(Dataset rows describing interfaces)
══════

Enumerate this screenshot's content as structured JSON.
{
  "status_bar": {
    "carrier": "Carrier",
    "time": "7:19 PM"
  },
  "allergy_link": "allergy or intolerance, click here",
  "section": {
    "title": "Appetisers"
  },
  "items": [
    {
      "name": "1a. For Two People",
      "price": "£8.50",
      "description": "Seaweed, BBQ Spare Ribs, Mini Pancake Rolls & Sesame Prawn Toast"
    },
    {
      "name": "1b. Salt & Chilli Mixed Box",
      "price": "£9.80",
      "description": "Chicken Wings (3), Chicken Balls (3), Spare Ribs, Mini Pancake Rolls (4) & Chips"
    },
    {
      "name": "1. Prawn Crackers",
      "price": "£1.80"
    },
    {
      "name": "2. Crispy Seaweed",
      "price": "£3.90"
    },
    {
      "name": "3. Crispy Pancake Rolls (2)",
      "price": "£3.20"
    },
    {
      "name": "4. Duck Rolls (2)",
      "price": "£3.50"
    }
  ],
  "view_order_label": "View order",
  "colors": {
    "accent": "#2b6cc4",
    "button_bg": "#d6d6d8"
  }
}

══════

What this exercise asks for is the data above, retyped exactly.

Enumerate this screenshot's content as structured JSON.
{
  "status_bar": {
    "carrier": "Carrier",
    "time": "7:19 PM"
  },
  "allergy_link": "allergy or intolerance, click here",
  "section": {
    "title": "Appetisers"
  },
  "items": [
    {
      "name": "1a. For Two People",
      "price": "£8.50",
      "description": "Seaweed, BBQ Spare Ribs, Mini Pancake Rolls & Sesame Prawn Toast"
    },
    {
      "name": "1b. Salt & Chilli Mixed Box",
      "price": "£9.80",
      "description": "Chicken Wings (3), Chicken Balls (3), Spare Ribs, Mini Pancake Rolls (4) & Chips"
    },
    {
      "name": "1. Prawn Crackers",
      "price": "£1.80"
    },
    {
      "name": "2. Crispy Seaweed",
      "price": "£3.90"
    },
    {
      "name": "3. Crispy Pancake Rolls (2)",
      "price": "£3.20"
    },
    {
      "name": "4. Duck Rolls (2)",
      "price": "£3.50"
    }
  ],
  "view_order_label": "View order",
  "colors": {
    "accent": "#2b6cc4",
    "button_bg": "#d6d6d8"
  }
}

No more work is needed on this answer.